Task requirements – All that is needed is each line of the entries holding the word "Anytown", copied as it stands.

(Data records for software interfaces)
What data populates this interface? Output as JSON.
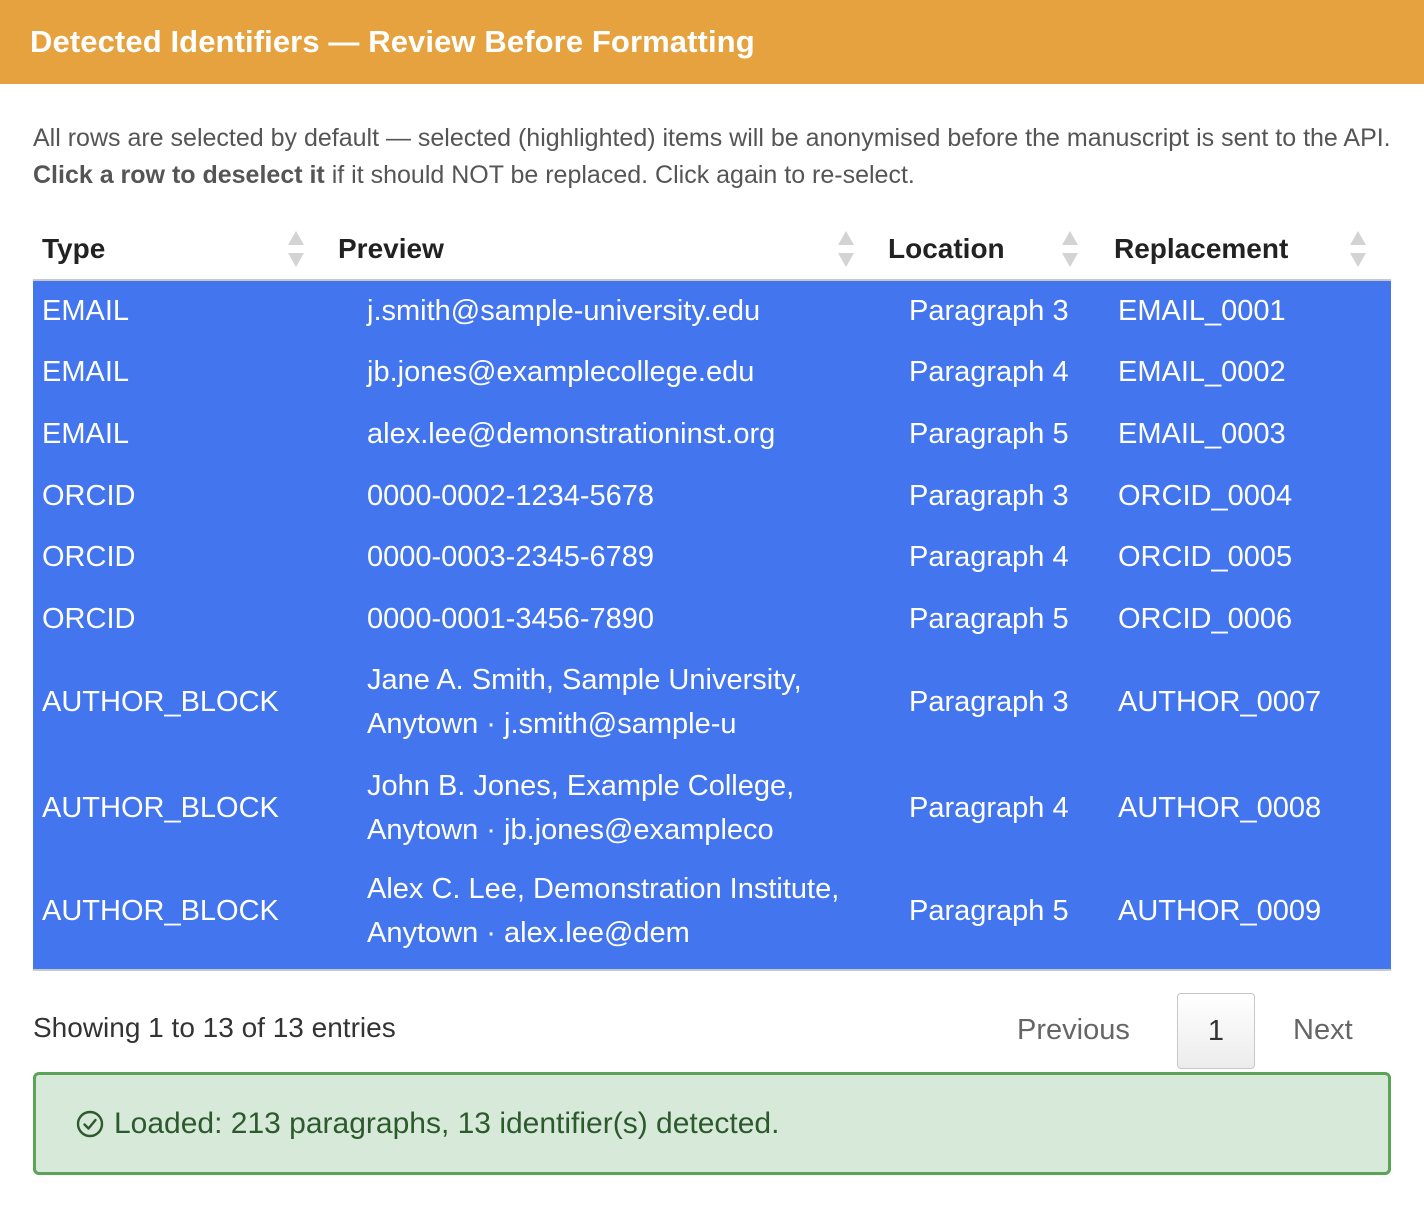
{
  "header": {
    "title": "Detected Identifiers — Review Before Formatting"
  },
  "intro": {
    "part1": "All rows are selected by default — selected (highlighted) items will be anonymised before the manuscript is sent to the API. ",
    "bold": "Click a row to deselect it",
    "part2": " if it should NOT be replaced. Click again to re-select."
  },
  "table": {
    "columns": [
      "Type",
      "Preview",
      "Location",
      "Replacement"
    ],
    "rows": [
      {
        "type": "EMAIL",
        "preview": "j.smith@sample-university.edu",
        "location": "Paragraph 3",
        "replacement": "EMAIL_0001"
      },
      {
        "type": "EMAIL",
        "preview": "jb.jones@examplecollege.edu",
        "location": "Paragraph 4",
        "replacement": "EMAIL_0002"
      },
      {
        "type": "EMAIL",
        "preview": "alex.lee@demonstrationinst.org",
        "location": "Paragraph 5",
        "replacement": "EMAIL_0003"
      },
      {
        "type": "ORCID",
        "preview": "0000-0002-1234-5678",
        "location": "Paragraph 3",
        "replacement": "ORCID_0004"
      },
      {
        "type": "ORCID",
        "preview": "0000-0003-2345-6789",
        "location": "Paragraph 4",
        "replacement": "ORCID_0005"
      },
      {
        "type": "ORCID",
        "preview": "0000-0001-3456-7890",
        "location": "Paragraph 5",
        "replacement": "ORCID_0006"
      },
      {
        "type": "AUTHOR_BLOCK",
        "preview": "Jane A. Smith, Sample University, Anytown · j.smith@sample-u",
        "location": "Paragraph 3",
        "replacement": "AUTHOR_0007"
      },
      {
        "type": "AUTHOR_BLOCK",
        "preview": "John B. Jones, Example College, Anytown · jb.jones@exampleco",
        "location": "Paragraph 4",
        "replacement": "AUTHOR_0008"
      },
      {
        "type": "AUTHOR_BLOCK",
        "preview": "Alex C. Lee, Demonstration Institute, Anytown · alex.lee@dem",
        "location": "Paragraph 5",
        "replacement": "AUTHOR_0009"
      }
    ]
  },
  "footer": {
    "info": "Showing 1 to 13 of 13 entries",
    "previous": "Previous",
    "page": "1",
    "next": "Next"
  },
  "alert": {
    "icon": "check-circle-icon",
    "text": "Loaded: 213 paragraphs, 13 identifier(s) detected."
  },
  "colors": {
    "header_bg": "#e5a23f",
    "selected_row": "#4275ee",
    "alert_bg": "#d7e9d9",
    "alert_border": "#5aa357"
  }
}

Response area –
        "preview": "Jane A. Smith, Sample University, Anytown · j.smith@sample-u",
        "preview": "John B. Jones, Example College, Anytown · jb.jones@exampleco",
        "preview": "Alex C. Lee, Demonstration Institute, Anytown · alex.lee@dem",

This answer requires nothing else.